**WORK ITEM**.
In full and without deviation, write out the entries that follow.

**EXERCISE MATERIAL**.

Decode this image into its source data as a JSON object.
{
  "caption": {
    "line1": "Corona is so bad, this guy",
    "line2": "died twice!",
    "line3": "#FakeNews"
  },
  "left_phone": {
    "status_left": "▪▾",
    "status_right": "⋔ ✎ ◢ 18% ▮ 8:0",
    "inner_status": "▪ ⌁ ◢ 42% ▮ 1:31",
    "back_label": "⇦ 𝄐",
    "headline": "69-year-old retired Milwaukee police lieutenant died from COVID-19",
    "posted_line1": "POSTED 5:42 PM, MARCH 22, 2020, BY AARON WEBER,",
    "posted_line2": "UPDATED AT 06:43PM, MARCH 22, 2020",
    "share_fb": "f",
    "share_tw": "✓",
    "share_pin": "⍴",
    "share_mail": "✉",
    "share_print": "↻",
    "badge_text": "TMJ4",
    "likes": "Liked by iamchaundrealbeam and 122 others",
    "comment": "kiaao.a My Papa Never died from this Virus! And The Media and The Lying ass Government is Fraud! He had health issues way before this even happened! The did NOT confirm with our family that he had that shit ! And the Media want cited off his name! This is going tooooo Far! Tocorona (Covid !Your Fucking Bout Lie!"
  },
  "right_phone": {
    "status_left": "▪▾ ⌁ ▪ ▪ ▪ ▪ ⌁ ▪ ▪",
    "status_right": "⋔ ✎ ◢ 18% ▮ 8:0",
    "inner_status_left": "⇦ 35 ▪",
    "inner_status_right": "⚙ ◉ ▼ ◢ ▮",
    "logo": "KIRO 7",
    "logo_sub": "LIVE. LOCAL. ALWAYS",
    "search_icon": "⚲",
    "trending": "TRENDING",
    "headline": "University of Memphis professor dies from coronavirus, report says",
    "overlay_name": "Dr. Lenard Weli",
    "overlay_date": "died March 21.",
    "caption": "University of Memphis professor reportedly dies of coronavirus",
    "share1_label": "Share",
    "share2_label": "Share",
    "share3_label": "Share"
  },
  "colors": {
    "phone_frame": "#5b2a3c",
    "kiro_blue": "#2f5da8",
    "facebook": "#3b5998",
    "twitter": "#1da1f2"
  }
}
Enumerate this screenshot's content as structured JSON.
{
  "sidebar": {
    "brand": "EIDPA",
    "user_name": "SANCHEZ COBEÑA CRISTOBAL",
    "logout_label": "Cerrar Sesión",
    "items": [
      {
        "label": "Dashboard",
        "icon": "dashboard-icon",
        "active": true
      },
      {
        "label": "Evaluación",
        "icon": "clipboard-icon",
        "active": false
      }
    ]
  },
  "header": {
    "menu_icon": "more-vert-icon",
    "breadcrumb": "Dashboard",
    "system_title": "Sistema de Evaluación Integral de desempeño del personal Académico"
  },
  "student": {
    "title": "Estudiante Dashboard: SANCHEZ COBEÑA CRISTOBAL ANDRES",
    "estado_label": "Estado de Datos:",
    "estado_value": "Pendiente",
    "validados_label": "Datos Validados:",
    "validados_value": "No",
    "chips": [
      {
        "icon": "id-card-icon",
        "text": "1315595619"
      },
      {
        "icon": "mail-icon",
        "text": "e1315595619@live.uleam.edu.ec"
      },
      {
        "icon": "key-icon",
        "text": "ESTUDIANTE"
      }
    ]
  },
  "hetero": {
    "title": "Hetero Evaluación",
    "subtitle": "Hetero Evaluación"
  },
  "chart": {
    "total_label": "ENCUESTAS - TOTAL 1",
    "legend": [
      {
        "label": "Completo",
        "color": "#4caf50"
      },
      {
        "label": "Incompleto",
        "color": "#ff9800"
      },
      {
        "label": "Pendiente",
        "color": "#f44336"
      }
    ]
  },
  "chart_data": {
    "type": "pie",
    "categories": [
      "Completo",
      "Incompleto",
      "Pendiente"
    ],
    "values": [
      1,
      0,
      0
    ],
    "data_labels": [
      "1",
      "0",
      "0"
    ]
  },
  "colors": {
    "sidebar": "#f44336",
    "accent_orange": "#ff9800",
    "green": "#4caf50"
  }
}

**RESPONSE**.
Decode this image into its source data as a JSON object.
{
  "caption": {
    "line1": "Corona is so bad, this guy",
    "line2": "died twice!",
    "line3": "#FakeNews"
  },
  "left_phone": {
    "status_left": "▪▾",
    "status_right": "⋔ ✎ ◢ 18% ▮ 8:0",
    "inner_status": "▪ ⌁ ◢ 42% ▮ 1:31",
    "back_label": "⇦ 𝄐",
    "headline": "69-year-old retired Milwaukee police lieutenant died from COVID-19",
    "posted_line1": "POSTED 5:42 PM, MARCH 22, 2020, BY AARON WEBER,",
    "posted_line2": "UPDATED AT 06:43PM, MARCH 22, 2020",
    "share_fb": "f",
    "share_tw": "✓",
    "share_pin": "⍴",
    "share_mail": "✉",
    "share_print": "↻",
    "badge_text": "TMJ4",
    "likes": "Liked by iamchaundrealbeam and 122 others",
    "comment": "kiaao.a My Papa Never died from this Virus! And The Media and The Lying ass Government is Fraud! He had health issues way before this even happened! The did NOT confirm with our family that he had that shit ! And the Media want cited off his name! This is going tooooo Far! Tocorona (Covid !Your Fucking Bout Lie!"
  },
  "right_phone": {
    "status_left": "▪▾ ⌁ ▪ ▪ ▪ ▪ ⌁ ▪ ▪",
    "status_right": "⋔ ✎ ◢ 18% ▮ 8:0",
    "inner_status_left": "⇦ 35 ▪",
    "inner_status_right": "⚙ ◉ ▼ ◢ ▮",
    "logo": "KIRO 7",
    "logo_sub": "LIVE. LOCAL. ALWAYS",
    "search_icon": "⚲",
    "trending": "TRENDING",
    "headline": "University of Memphis professor dies from coronavirus, report says",
    "overlay_name": "Dr. Lenard Weli",
    "overlay_date": "died March 21.",
    "caption": "University of Memphis professor reportedly dies of coronavirus",
    "share1_label": "Share",
    "share2_label": "Share",
    "share3_label": "Share"
  },
  "colors": {
    "phone_frame": "#5b2a3c",
    "kiro_blue": "#2f5da8",
    "facebook": "#3b5998",
    "twitter": "#1da1f2"
  }
}
Enumerate this screenshot's content as structured JSON.
{
  "sidebar": {
    "brand": "EIDPA",
    "user_name": "SANCHEZ COBEÑA CRISTOBAL",
    "logout_label": "Cerrar Sesión",
    "items": [
      {
        "label": "Dashboard",
        "icon": "dashboard-icon",
        "active": true
      },
      {
        "label": "Evaluación",
        "icon": "clipboard-icon",
        "active": false
      }
    ]
  },
  "header": {
    "menu_icon": "more-vert-icon",
    "breadcrumb": "Dashboard",
    "system_title": "Sistema de Evaluación Integral de desempeño del personal Académico"
  },
  "student": {
    "title": "Estudiante Dashboard: SANCHEZ COBEÑA CRISTOBAL ANDRES",
    "estado_label": "Estado de Datos:",
    "estado_value": "Pendiente",
    "validados_label": "Datos Validados:",
    "validados_value": "No",
    "chips": [
      {
        "icon": "id-card-icon",
        "text": "1315595619"
      },
      {
        "icon": "mail-icon",
        "text": "e1315595619@live.uleam.edu.ec"
      },
      {
        "icon": "key-icon",
        "text": "ESTUDIANTE"
      }
    ]
  },
  "hetero": {
    "title": "Hetero Evaluación",
    "subtitle": "Hetero Evaluación"
  },
  "chart": {
    "total_label": "ENCUESTAS - TOTAL 1",
    "legend": [
      {
        "label": "Completo",
        "color": "#4caf50"
      },
      {
        "label": "Incompleto",
        "color": "#ff9800"
      },
      {
        "label": "Pendiente",
        "color": "#f44336"
      }
    ]
  },
  "chart_data": {
    "type": "pie",
    "categories": [
      "Completo",
      "Incompleto",
      "Pendiente"
    ],
    "values": [
      1,
      0,
      0
    ],
    "data_labels": [
      "1",
      "0",
      "0"
    ]
  },
  "colors": {
    "sidebar": "#f44336",
    "accent_orange": "#ff9800",
    "green": "#4caf50"
  }
}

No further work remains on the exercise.